Archivists collect these everyday items to be used for research and study for many reasons. In order to obtain the right kinds of records, the archivist must understand the historical context and importance of the items. They must also be able to physically obtain the records, and the intellectual rights that go with them, in order to display or use them for the archive purposes.
Similar to a librarian or museum curator, archivists are responsible for understanding the content, finding new sources, knowing how these items relate to one another and the time period, and creating a collection specific to their work.
Archivists often work closely with a number of other professions such as historians, teachers, researchers, lawyers or anyone else who may desire to use information from the archives.
Education and Requirements
An undergraduate and graduate degree will be needed to acquire an entry-level position as an archivist.
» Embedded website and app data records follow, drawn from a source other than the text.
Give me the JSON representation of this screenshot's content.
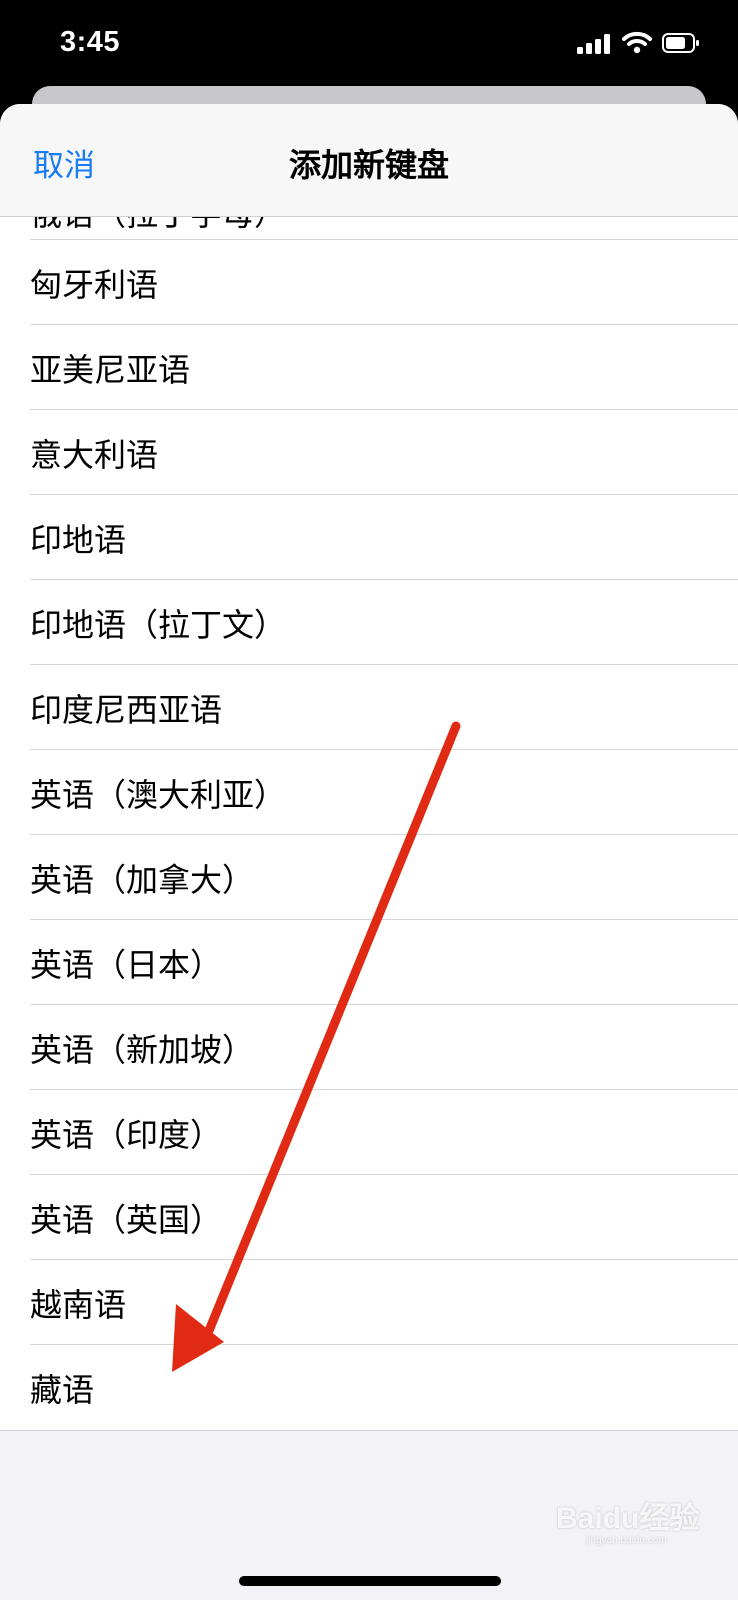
{
  "status_bar": {
    "time": "3:45",
    "icons": [
      "cellular-signal-icon",
      "wifi-icon",
      "battery-icon"
    ]
  },
  "nav": {
    "cancel_label": "取消",
    "title": "添加新键盘"
  },
  "list": {
    "partial_top_item": "俄语（拉丁字母）",
    "items": [
      "匈牙利语",
      "亚美尼亚语",
      "意大利语",
      "印地语",
      "印地语（拉丁文）",
      "印度尼西亚语",
      "英语（澳大利亚）",
      "英语（加拿大）",
      "英语（日本）",
      "英语（新加坡）",
      "英语（印度）",
      "英语（英国）",
      "越南语",
      "藏语"
    ]
  },
  "annotation": {
    "arrow_color": "#e02a14"
  },
  "watermark": {
    "text": "Baidu经验",
    "url": "jingyan.baidu.com"
  },
  "colors": {
    "accent": "#1a7cf5",
    "sheet_background": "#f2f2f7"
  }
}
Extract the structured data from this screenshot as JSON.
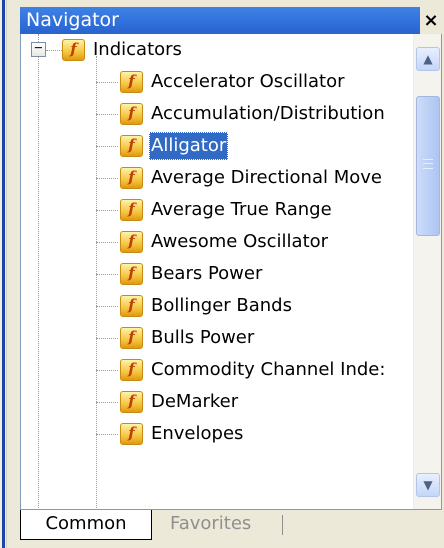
{
  "window": {
    "title": "Navigator",
    "close_label": "×"
  },
  "tree": {
    "root": {
      "label": "Indicators",
      "expander": "−",
      "icon": "function-icon"
    },
    "items": [
      {
        "label": "Accelerator Oscillator",
        "selected": false
      },
      {
        "label": "Accumulation/Distribution",
        "selected": false
      },
      {
        "label": "Alligator",
        "selected": true
      },
      {
        "label": "Average Directional Move",
        "selected": false
      },
      {
        "label": "Average True Range",
        "selected": false
      },
      {
        "label": "Awesome Oscillator",
        "selected": false
      },
      {
        "label": "Bears Power",
        "selected": false
      },
      {
        "label": "Bollinger Bands",
        "selected": false
      },
      {
        "label": "Bulls Power",
        "selected": false
      },
      {
        "label": "Commodity Channel Inde:",
        "selected": false
      },
      {
        "label": "DeMarker",
        "selected": false
      },
      {
        "label": "Envelopes",
        "selected": false
      }
    ],
    "icon_glyph": "f"
  },
  "scrollbar": {
    "up_icon": "▲",
    "down_icon": "▼"
  },
  "tabs": [
    {
      "label": "Common",
      "active": true
    },
    {
      "label": "Favorites",
      "active": false
    }
  ],
  "colors": {
    "title_bar": "#2f6fdc",
    "selection": "#316ac5"
  }
}
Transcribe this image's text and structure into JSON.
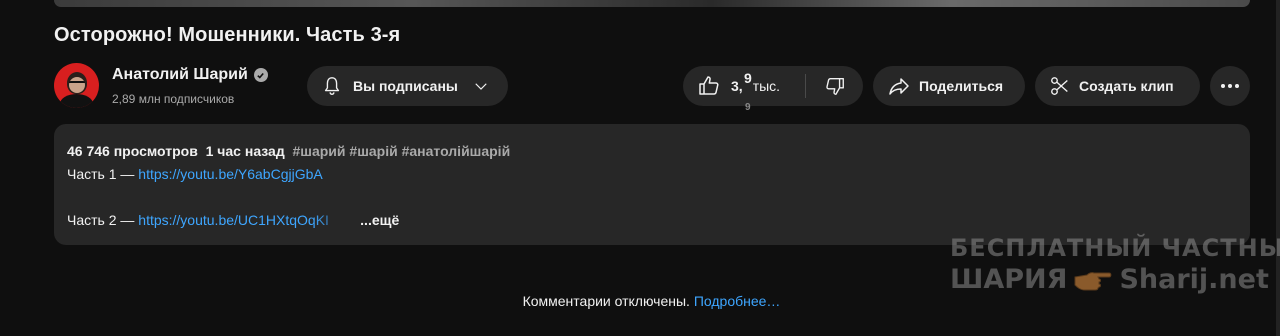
{
  "video": {
    "title": "Осторожно! Мошенники. Часть 3-я"
  },
  "channel": {
    "name": "Анатолий Шарий",
    "subscribers": "2,89 млн подписчиков"
  },
  "actions": {
    "subscribed_label": "Вы подписаны",
    "like_count_top": "9",
    "like_count_main": "3,",
    "like_count_unit": "тыс.",
    "like_count_bottom": "9",
    "share_label": "Поделиться",
    "clip_label": "Создать клип"
  },
  "description": {
    "views": "46 746 просмотров",
    "time": "1 час назад",
    "tags": "#шарий #шарій #анатолійшарій",
    "part1_label": "Часть 1 —",
    "part1_link": "https://youtu.be/Y6abCgjjGbA",
    "part2_label": "Часть 2 —",
    "part2_link": "https://youtu.be/UC1HXtqOqKI",
    "more": "...ещё"
  },
  "comments": {
    "disabled_text": "Комментарии отключены.",
    "learn_more": "Подробнее…"
  },
  "watermark": {
    "line1": "БЕСПЛАТНЫЙ ЧАСТНЫЙ",
    "line2_left": "ШАРИЯ",
    "line2_right": "Sharij.net"
  },
  "icons": [
    "bell-icon",
    "chevron-down-icon",
    "thumb-up-icon",
    "thumb-down-icon",
    "share-arrow-icon",
    "scissors-icon",
    "more-horiz-icon",
    "verified-check-icon",
    "pointing-hand-icon"
  ],
  "colors": {
    "background": "#0f0f0f",
    "pill": "#272727",
    "link": "#3ea6ff",
    "avatar": "#d81f1f"
  }
}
While there is no specific undergraduate degree that is needed, the graduate level degree required is history or library science (or both). Often, in order to move to a higher archivist position in academic institutions, a doctorate is needed.
It is important for the archivist to acquire in-depth knowledge about the specific field he or she is going to be working in. Understanding the culture and time period is necessary when trying to determine the important items to archive and how they relate to other items in the collection.
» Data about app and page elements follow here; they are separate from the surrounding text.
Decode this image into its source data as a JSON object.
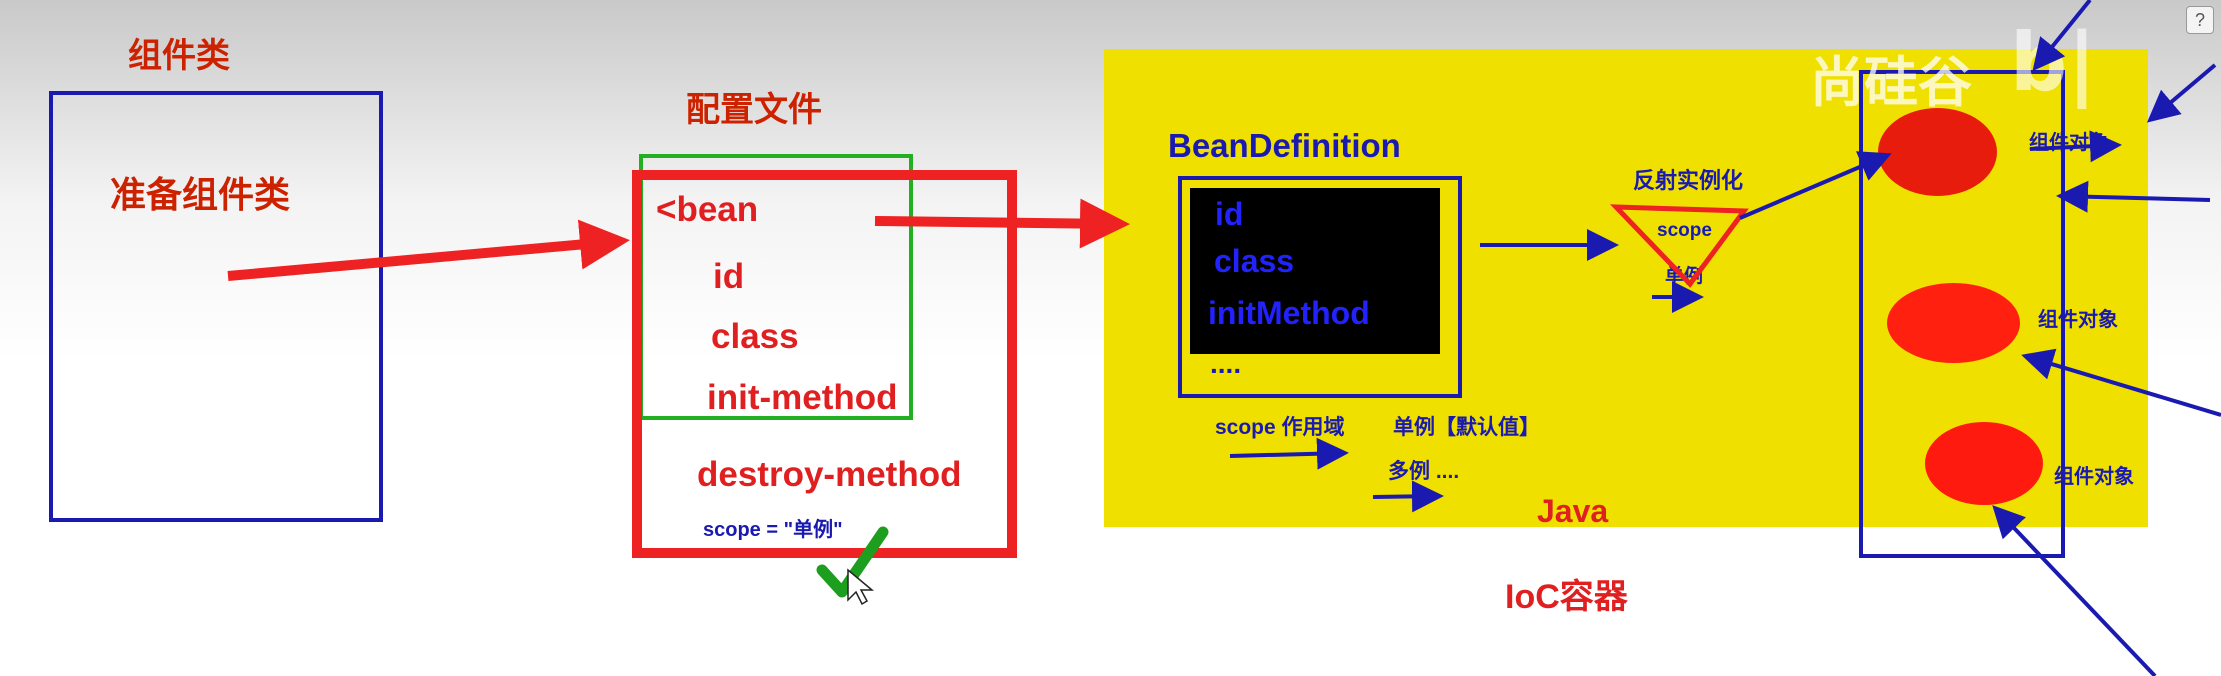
{
  "diagram": {
    "component_class_title": "组件类",
    "prepare_component_class": "准备组件类",
    "config_file_title": "配置文件",
    "bean_lines": [
      "<bean",
      "id",
      "class",
      "init-method",
      "destroy-method"
    ],
    "scope_line": "scope = \"单例\"",
    "bean_definition_title": "BeanDefinition",
    "bean_definition_fields": [
      "id",
      "class",
      "initMethod"
    ],
    "bean_definition_ellipsis": "....",
    "reflection_label": "反射实例化",
    "funnel_scope_label": "scope",
    "funnel_singleton_label": "单例",
    "scope_domain_label": "scope 作用域",
    "singleton_default_label": "单例【默认值】",
    "prototype_label": "多例 ....",
    "java_label": "Java",
    "ioc_container_label": "IoC容器",
    "component_objects": [
      "组件对象",
      "组件对象",
      "组件对象"
    ],
    "watermark_text": "尚硅谷",
    "help_icon_label": "?"
  },
  "colors": {
    "red": "#e02020",
    "blue": "#1a1ab0",
    "yellow": "#f0e000",
    "green": "#22b022",
    "black": "#000000"
  }
}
Course work will also teach the archivist to describe, arrange, and provide items for the archives in a professional manner. Archivists should become experts at outreach abilities, legal concern and ethical principles in their profession.
Job Salary and Outlook
The US Department of Labor’s Bureau of Labor Statistics (BLS) reports an average salary of $45,200 for archivists. The projected job growth in this field is 12 percent for 2010-2020. This is about average for the growth of jobs in a field.
The continued need for archives and the increasing need for the organization and digitalizing of records will produce more job opportunities for archivists. The competition in this field is expected to be strong with a great number of highly-qualified applicants.
3 Helpful Tips For Becoming an Archivist:
1. Gain Higher Education
With a lot of competition expected in this field, you will need to be educated and prepared. Acquiring your bachelor’s and master’s degrees is important if you are hoping to be a lead candidate for the jobs you apply for. Choose coursework that will benefit the specific field you are going to be working in. If you have multiple interests then take classes for all of them—the more diverse you are able to be the more options you will have.
2. Join Organizations to Further Your Knowledge
Joining student or professional groups like the Society of American Archivists will help you gain information you will need in your studies and as an expert in your field. Continuing your education, even after graduation, will be important and can happen through training at events like SAA Professional Education Workshops.
3. Learning to Communicate and Serve
Archivists are important contributors to society. Work on your people skills—this is going to be a great skill in an archival job. Learn how to ask the right questions and understand what people are searching for. You want to be an invaluable tool in the preservation and research of history and culture, so challenge yourself to know your audience as well as the history you preserve.
Sources: http://www.archivists.org/prof-education/ed_faq.asp, http://www2.archivists.org/profession, http://www.bls.gov/ooh/education-training-and-library/archivists.htm